Some seats in the West and North Stands (£30) should be available two weeks in advance.
Behind the East Stand, Tiger Leisure (Mon-Fri 9am-5pm, match day afternoons 9am-3pm, 4.45-5.15pm, match nights) stocks obscure histories of Hull City (‘Billy Bly – the India Rubber Man’) and giant sponge fingers with the word ‘MAULED’ across them. What are they going to do with all this merchandise should the club change names…
One-hour stadium tours take place most Mon and Wed, 11am & 2pm. Tickets and further information are available on +44 1482 358303.
The many pubs along Anlaby Road are the same ones Hull City fans would have used for Boothferry Park. In the immediate vicinity of the KC, those on and off Anlaby Road, such as the landmark corner pub Parkers and the brickmakers (57-65 Walton Street) are pretty much home fans only.

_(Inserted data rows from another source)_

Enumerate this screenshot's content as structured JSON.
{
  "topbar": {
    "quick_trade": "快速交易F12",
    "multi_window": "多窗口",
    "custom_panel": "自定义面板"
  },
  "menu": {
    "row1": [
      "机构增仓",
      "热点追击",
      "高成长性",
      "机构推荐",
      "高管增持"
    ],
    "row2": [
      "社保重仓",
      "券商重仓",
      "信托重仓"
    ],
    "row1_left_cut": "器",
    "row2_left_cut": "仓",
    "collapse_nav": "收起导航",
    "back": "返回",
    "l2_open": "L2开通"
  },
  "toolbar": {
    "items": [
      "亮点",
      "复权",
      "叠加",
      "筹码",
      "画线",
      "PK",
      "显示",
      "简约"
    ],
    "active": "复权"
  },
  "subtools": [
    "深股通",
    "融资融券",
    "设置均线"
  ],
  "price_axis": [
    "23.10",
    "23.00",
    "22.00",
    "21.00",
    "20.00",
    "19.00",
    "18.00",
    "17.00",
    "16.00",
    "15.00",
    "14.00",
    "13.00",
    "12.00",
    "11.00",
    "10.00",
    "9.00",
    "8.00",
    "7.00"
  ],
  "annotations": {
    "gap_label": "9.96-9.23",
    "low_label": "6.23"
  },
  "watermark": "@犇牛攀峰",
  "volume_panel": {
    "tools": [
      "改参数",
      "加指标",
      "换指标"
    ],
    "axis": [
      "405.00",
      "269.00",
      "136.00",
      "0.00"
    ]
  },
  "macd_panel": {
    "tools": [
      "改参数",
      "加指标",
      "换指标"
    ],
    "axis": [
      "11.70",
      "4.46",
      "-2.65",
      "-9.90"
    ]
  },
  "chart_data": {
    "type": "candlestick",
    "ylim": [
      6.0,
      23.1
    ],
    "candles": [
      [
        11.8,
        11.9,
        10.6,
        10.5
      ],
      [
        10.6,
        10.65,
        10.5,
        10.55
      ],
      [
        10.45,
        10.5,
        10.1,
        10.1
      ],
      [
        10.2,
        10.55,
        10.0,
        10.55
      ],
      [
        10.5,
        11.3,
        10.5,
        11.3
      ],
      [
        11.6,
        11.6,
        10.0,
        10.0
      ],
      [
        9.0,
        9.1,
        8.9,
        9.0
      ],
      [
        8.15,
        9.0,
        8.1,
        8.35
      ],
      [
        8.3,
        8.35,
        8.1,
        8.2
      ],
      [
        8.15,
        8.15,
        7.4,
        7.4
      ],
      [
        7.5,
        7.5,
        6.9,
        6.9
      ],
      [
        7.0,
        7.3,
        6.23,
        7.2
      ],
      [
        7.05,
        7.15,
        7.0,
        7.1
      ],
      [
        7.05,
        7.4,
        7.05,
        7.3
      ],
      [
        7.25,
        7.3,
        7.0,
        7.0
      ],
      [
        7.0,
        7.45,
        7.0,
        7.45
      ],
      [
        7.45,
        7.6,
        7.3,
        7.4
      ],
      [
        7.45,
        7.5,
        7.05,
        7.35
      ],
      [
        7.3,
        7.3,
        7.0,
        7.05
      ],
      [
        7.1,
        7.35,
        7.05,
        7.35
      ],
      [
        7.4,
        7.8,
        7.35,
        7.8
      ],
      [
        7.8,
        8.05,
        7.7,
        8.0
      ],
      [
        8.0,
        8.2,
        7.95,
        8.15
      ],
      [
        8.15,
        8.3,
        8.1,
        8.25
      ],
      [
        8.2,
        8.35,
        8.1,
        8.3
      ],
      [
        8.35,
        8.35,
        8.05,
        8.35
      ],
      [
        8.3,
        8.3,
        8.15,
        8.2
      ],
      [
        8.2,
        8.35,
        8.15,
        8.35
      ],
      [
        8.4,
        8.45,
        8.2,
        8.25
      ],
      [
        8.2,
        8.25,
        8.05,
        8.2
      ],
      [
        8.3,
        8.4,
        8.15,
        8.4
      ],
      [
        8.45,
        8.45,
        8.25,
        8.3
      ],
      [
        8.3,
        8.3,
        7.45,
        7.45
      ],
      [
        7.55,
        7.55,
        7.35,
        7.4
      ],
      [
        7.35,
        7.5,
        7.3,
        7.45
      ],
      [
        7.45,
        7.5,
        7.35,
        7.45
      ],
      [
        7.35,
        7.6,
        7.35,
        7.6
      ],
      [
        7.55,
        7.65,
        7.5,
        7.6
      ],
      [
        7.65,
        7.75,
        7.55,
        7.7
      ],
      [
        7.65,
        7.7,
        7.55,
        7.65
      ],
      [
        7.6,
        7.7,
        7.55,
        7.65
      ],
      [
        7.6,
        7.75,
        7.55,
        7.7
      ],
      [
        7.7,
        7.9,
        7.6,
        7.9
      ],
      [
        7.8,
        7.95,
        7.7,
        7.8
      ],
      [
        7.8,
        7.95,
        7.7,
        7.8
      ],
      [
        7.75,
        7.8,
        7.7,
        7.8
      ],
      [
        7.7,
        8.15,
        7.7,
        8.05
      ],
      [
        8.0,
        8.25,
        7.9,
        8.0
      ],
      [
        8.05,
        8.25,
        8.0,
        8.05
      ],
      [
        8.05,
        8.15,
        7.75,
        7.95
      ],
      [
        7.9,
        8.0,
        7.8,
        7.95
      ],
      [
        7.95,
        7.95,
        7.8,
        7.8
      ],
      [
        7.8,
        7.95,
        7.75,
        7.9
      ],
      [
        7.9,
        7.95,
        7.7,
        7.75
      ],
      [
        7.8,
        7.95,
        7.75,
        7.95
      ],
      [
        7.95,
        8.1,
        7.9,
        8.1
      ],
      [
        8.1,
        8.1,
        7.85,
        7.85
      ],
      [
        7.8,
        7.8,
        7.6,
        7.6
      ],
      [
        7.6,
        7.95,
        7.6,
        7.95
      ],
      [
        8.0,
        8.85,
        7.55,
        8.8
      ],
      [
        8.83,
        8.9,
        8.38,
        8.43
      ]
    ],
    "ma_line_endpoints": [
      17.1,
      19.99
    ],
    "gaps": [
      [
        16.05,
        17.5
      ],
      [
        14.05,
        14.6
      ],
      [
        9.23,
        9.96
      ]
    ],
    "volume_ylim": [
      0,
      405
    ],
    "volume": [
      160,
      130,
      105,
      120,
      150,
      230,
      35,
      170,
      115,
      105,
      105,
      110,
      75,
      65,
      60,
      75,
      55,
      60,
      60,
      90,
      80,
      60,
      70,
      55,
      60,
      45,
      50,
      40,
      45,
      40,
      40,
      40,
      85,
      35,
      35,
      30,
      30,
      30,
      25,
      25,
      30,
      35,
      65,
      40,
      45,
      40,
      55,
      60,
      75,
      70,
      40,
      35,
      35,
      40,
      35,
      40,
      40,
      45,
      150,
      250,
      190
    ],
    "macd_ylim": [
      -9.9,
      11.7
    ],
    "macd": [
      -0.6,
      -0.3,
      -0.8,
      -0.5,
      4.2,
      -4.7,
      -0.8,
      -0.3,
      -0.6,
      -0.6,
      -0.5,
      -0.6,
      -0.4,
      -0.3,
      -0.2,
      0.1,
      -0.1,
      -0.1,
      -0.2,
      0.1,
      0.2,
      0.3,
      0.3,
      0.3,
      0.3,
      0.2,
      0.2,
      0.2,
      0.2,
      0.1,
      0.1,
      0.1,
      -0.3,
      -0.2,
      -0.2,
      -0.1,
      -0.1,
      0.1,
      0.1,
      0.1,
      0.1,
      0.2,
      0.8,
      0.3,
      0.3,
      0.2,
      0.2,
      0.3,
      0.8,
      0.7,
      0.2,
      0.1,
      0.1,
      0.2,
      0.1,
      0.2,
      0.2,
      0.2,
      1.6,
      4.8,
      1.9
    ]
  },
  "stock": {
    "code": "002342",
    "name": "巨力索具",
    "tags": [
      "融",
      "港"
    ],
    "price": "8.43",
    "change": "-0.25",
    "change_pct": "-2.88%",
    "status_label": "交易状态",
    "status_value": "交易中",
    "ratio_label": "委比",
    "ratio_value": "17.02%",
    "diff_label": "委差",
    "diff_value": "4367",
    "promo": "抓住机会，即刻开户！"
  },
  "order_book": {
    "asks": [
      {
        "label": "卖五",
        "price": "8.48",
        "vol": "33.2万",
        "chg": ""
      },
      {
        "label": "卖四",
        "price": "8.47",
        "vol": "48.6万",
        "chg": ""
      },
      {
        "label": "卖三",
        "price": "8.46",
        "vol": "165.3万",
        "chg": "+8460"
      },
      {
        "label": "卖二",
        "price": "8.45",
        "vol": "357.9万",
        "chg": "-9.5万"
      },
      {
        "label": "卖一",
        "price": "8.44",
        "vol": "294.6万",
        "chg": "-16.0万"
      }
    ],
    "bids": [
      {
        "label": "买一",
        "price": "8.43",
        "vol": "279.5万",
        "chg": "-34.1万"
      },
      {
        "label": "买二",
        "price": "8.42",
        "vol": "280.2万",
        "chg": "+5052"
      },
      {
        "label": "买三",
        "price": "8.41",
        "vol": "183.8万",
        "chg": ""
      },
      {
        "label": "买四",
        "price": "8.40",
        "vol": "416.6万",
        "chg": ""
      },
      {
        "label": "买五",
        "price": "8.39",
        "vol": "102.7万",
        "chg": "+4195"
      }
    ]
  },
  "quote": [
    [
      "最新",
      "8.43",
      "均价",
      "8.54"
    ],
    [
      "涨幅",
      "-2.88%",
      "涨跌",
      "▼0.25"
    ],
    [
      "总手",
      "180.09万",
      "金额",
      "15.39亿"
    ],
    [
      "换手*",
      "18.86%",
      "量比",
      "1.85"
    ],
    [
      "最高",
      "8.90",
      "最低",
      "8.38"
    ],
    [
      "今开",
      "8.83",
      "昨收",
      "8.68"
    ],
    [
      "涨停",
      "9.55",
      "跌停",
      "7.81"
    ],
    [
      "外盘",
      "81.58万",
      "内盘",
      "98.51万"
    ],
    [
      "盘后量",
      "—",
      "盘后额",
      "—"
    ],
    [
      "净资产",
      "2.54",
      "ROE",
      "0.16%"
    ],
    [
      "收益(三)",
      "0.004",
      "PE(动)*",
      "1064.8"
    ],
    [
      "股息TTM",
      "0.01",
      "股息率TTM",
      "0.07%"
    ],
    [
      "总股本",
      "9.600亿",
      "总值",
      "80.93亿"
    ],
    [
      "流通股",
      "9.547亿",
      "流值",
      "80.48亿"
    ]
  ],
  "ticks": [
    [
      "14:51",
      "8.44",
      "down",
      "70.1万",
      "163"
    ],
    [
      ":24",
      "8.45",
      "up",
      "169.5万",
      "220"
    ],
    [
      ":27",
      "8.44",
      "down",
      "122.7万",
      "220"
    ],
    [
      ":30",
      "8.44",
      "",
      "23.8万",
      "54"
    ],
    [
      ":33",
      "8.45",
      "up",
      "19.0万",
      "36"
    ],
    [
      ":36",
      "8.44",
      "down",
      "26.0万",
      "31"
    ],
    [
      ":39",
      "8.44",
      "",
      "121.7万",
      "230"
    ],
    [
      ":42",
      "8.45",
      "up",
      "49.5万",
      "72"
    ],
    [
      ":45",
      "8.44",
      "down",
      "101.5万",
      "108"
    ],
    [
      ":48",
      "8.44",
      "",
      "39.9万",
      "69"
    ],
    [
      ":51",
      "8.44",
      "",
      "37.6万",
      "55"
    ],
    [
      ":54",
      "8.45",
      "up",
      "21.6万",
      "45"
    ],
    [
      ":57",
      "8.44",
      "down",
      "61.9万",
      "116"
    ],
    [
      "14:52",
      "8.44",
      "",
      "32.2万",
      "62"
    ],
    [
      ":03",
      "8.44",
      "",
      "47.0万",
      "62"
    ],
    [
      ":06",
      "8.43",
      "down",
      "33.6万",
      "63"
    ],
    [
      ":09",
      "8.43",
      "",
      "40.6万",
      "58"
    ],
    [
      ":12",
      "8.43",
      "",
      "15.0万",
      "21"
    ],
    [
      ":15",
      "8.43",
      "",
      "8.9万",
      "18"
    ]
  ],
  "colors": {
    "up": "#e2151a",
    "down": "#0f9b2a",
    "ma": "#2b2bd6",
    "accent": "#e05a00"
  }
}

On the other side of the ground, by the car park, The George (Walton Street/Spring Bank West) offers TV sports but could do with a spruce-up.
On Spring Bank West, at most 10min walk from the stadium, is perhaps the best option: the Halfway House (No.595). With its own pub team, this large pub on a residential street puts equal focus on music as it does football.
Hull fans can also take advantage of the matchday-only Sports Bar behind the South Stand.